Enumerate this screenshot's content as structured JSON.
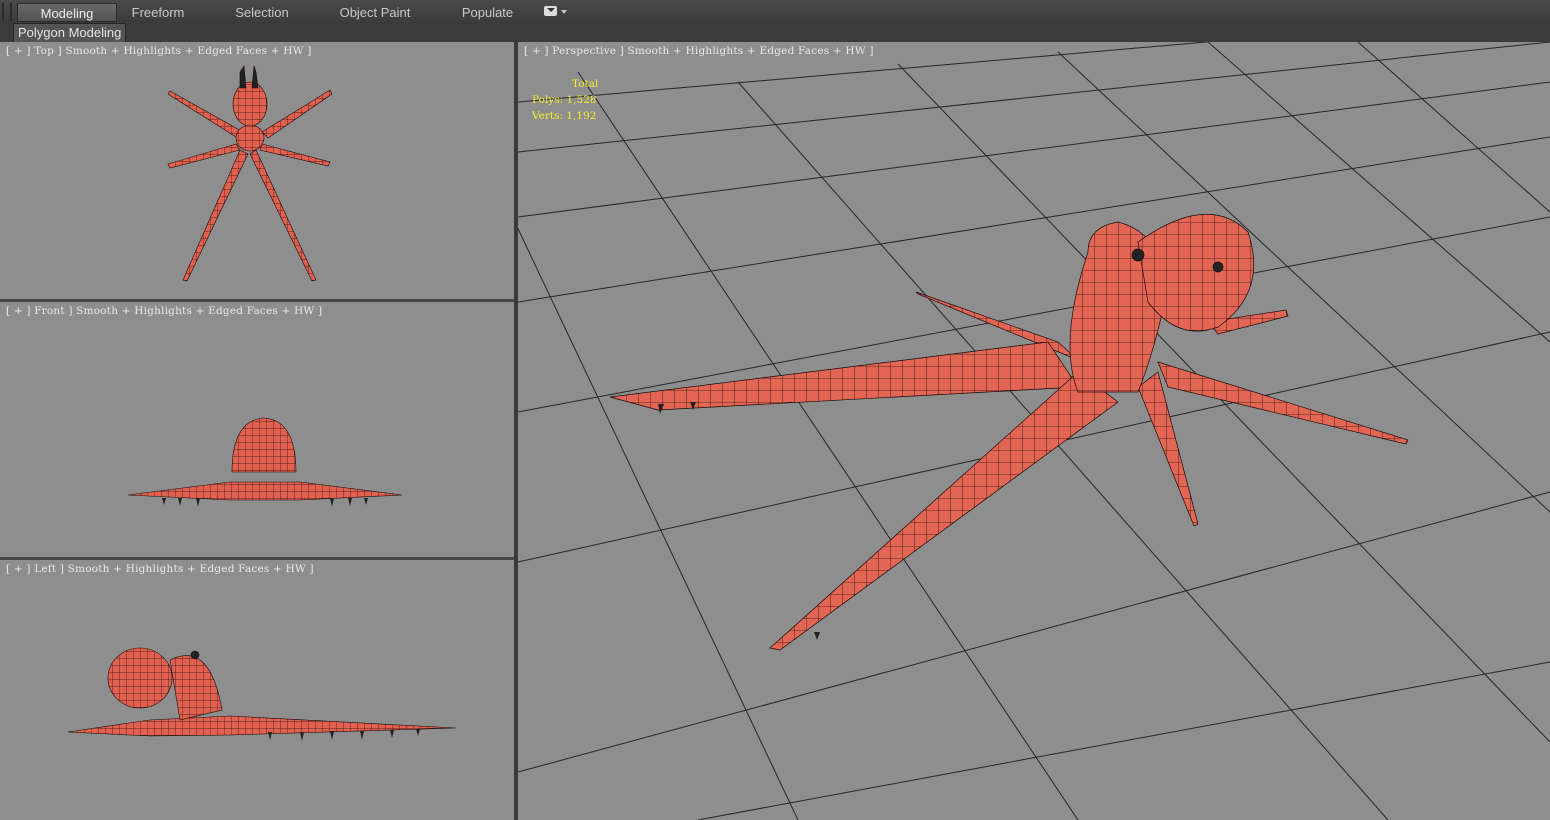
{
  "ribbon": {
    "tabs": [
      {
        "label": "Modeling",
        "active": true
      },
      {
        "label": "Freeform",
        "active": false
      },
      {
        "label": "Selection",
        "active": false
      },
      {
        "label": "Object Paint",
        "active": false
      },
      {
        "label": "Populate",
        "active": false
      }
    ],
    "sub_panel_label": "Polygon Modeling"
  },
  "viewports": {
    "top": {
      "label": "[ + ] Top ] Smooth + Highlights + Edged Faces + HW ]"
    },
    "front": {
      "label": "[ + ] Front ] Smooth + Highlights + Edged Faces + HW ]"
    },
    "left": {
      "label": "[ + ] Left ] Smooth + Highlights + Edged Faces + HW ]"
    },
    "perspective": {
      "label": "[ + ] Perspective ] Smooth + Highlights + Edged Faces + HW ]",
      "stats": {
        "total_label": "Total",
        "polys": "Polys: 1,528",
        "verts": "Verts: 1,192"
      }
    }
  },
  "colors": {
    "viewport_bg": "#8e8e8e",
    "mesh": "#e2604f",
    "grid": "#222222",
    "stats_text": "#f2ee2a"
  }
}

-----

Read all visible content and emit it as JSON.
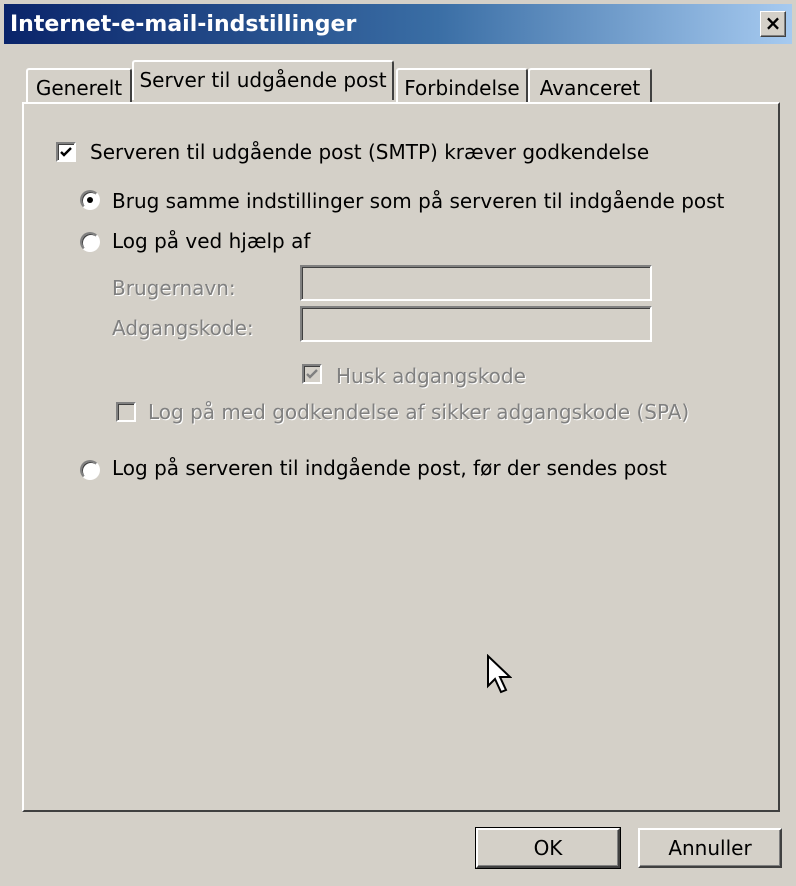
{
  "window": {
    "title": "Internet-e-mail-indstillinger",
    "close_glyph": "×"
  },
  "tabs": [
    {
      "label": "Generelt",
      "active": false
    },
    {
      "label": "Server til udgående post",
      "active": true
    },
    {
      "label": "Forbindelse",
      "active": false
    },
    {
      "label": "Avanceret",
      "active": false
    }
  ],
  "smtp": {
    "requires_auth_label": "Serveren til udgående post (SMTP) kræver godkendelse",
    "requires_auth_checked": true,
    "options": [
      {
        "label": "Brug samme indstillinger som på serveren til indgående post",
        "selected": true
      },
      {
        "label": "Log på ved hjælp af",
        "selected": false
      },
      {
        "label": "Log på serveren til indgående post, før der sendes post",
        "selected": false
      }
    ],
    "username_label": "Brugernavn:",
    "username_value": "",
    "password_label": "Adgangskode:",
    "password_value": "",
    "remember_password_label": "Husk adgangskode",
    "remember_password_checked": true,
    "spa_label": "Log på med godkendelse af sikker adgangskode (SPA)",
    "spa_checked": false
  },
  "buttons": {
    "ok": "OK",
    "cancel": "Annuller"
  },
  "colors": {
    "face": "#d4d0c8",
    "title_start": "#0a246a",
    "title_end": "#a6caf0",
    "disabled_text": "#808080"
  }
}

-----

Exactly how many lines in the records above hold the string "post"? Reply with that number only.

** RESPONSE **
4